[Component data from apps and pages]
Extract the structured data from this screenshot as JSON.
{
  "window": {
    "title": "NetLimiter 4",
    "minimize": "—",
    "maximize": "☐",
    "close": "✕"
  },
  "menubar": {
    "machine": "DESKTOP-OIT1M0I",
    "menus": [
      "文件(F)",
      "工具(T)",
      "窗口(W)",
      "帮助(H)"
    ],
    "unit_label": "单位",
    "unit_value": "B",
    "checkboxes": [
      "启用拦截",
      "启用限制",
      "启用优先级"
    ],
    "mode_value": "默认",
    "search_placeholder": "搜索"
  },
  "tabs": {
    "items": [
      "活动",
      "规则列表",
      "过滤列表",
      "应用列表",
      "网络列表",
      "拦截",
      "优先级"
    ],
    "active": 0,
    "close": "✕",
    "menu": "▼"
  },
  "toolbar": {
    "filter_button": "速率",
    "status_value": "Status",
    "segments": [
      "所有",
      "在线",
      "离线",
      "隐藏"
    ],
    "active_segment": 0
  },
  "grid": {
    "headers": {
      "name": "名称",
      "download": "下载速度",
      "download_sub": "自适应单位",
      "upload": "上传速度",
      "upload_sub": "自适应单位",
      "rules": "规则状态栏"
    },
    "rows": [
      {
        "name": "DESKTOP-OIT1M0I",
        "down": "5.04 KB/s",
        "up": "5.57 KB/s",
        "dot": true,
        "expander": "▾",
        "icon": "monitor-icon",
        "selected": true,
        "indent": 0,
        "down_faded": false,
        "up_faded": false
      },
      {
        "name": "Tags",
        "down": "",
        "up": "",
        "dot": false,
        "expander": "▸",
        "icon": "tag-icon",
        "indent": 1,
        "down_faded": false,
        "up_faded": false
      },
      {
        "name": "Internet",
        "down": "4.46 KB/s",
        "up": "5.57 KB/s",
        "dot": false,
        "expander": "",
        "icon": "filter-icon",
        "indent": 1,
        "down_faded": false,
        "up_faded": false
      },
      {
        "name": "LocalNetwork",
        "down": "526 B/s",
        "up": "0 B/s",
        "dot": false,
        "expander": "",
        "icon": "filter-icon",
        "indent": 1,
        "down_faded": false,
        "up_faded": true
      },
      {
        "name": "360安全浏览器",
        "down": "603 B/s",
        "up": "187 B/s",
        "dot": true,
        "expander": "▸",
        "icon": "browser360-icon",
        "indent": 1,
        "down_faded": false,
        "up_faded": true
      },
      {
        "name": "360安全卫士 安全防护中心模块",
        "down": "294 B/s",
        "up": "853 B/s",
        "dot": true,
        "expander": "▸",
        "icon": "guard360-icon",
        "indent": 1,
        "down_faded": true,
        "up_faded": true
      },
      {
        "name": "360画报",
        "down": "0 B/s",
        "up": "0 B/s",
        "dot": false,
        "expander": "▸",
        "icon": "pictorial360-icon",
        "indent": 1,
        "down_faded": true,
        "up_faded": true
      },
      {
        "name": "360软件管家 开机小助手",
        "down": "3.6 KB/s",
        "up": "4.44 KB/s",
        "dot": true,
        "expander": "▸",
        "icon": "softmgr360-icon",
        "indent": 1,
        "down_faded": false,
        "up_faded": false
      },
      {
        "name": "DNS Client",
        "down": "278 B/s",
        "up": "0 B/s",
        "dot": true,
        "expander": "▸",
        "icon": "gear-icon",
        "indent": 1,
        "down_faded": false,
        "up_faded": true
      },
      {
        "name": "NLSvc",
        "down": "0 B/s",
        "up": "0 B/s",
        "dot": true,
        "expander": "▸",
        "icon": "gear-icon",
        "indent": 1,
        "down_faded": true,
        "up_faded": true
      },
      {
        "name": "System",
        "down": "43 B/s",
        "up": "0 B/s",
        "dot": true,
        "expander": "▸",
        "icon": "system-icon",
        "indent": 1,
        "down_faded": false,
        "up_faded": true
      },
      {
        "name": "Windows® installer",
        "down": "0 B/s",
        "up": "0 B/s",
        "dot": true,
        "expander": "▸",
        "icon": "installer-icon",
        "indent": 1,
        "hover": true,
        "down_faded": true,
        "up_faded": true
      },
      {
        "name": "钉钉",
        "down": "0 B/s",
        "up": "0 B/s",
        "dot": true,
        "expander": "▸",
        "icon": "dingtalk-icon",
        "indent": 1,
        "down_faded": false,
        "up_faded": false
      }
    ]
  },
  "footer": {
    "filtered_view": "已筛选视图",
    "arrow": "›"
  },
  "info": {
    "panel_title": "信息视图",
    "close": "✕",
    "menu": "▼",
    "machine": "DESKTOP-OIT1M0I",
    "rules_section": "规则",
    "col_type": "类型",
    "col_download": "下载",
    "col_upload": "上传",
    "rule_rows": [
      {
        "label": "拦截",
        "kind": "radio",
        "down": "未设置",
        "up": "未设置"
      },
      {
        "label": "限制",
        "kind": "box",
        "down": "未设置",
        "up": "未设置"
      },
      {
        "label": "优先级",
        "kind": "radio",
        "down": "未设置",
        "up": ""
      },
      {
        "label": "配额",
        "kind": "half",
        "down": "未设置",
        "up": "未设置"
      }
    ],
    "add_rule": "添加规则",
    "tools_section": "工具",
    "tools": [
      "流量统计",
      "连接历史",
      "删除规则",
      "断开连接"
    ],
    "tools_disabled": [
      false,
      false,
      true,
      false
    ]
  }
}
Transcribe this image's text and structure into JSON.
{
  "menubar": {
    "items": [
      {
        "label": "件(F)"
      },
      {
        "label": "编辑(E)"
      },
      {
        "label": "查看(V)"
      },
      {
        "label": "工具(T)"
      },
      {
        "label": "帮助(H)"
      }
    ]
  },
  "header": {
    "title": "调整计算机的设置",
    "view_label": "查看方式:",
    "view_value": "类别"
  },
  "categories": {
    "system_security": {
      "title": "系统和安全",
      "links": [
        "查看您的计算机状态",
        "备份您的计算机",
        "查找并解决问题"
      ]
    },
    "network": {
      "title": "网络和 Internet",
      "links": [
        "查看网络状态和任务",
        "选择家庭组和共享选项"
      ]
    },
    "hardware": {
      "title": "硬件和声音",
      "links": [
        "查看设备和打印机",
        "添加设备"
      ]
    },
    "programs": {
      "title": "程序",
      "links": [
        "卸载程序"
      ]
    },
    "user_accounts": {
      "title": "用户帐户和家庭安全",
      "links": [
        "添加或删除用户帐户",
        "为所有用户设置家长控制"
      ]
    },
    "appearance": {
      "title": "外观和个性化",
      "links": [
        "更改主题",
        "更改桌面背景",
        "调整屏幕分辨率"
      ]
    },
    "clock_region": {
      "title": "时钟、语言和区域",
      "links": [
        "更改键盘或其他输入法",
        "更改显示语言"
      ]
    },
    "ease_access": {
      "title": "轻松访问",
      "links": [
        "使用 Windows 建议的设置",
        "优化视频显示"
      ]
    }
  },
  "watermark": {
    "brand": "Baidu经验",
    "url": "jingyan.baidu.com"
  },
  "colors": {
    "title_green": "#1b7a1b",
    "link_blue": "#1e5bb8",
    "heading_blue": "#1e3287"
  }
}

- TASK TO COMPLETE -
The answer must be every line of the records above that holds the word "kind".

- ANSWER FOR THIS EXERCISE -
        "kind": "radio",
        "kind": "box",
        "kind": "radio",
        "kind": "half",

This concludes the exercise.